Notch goes on to talk about not wanting to work with Facebook, calling them creepy (he’s not the first), and that, in a key, seemingly very representative statement (with varying dollar values), stating ‘…I did not chip in ten grand to seed a first investment round to build value for a Facebook acquisition.‘
Considering what Oculus Rift appeared to be in the beginning—an open source, independent frontier for video games, made for gamers by gamers, that seems like a pretty fair complaint. It’s also proof positive that there are tangible consequences to gamers as a result of Oculus VR being acquired by Facebook. Some of the same beloved developers who are part of that tight-knit gaming community will, like Notch, also jump ship, and again, who can blame them? To develop for Oculus Rift, you’re going to have to play by Facebook’s rules. If that’s not true now, it will be—Notch already cited Facebook’s notoriously fluid gaming platform as a strong indication of that.

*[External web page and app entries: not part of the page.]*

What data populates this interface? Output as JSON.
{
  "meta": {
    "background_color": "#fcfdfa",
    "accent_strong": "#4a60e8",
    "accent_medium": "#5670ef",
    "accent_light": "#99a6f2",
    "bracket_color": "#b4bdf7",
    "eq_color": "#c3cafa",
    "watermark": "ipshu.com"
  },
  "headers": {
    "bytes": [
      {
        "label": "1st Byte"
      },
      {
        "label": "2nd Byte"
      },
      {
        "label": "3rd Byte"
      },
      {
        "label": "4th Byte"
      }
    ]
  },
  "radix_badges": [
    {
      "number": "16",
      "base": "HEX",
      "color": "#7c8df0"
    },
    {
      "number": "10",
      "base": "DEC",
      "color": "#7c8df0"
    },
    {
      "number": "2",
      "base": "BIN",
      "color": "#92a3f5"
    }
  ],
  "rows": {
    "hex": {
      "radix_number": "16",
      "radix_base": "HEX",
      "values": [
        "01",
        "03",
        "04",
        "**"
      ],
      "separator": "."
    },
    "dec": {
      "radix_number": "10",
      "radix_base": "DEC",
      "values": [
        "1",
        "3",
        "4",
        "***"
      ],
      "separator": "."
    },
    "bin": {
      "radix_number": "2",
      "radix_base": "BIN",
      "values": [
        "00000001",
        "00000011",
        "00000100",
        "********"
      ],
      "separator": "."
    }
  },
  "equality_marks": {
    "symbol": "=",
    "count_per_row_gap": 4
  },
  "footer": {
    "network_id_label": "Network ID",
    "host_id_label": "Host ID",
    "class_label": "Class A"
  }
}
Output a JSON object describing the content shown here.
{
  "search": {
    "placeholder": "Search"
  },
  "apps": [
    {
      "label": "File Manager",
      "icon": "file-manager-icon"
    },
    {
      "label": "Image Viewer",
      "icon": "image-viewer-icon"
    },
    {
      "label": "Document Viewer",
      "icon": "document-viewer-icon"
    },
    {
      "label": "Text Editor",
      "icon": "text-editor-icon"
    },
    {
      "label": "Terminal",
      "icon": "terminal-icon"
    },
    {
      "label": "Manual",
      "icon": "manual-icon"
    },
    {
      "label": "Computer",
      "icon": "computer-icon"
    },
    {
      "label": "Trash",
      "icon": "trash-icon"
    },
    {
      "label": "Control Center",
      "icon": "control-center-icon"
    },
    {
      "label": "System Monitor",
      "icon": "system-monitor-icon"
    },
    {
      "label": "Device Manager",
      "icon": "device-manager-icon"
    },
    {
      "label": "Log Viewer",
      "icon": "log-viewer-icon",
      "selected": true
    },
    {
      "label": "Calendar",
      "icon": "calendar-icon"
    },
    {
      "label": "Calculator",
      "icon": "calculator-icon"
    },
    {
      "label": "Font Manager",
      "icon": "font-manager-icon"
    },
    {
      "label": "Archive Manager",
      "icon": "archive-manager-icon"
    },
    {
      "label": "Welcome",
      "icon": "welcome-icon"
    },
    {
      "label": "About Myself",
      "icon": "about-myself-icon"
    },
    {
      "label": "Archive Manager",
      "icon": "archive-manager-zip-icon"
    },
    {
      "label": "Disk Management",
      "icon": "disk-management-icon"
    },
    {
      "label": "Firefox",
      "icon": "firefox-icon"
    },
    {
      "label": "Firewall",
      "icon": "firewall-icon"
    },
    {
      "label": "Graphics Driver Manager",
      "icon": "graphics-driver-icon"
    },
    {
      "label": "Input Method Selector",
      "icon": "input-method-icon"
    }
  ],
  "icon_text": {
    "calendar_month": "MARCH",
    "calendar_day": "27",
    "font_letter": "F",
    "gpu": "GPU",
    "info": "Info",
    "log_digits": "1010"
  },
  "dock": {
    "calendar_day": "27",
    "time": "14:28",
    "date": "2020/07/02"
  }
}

This isn’t to say that Facebook’s purchase of Oculus VR is an objectively ‘bad’ thing. Zuckerberg, in his post announcing the acquisition, mentioned part of his vision for the Rift, including virtual doctor visits and seeing a basketball game from courtside seats, just by sitting at home and popping the Rift on. A lot of people are really going to enjoy those uses—even Notch, in his statement, tips his cap to them—and yes, those uses wouldn’t be possible without Facebook’s money. But, therein lies the problem—Oculus Rift belongs to Zuckerberg’s vision now. Some people might like that social, interconnected vision, and they’re not wrong to. But for the bulk of the people who supported Oculus VR with their money from the very beginning, it’s a sad reminder that everyone has a price, and that the mega-corporation is becoming harder and harder to resist.
Some people just want to swim in smaller streams—unfortunately for them, streams have a nasty habit of flowing into rivers.
UPDATE: Here’s Oculus VR’s version of the acquisition announcement, per their blog.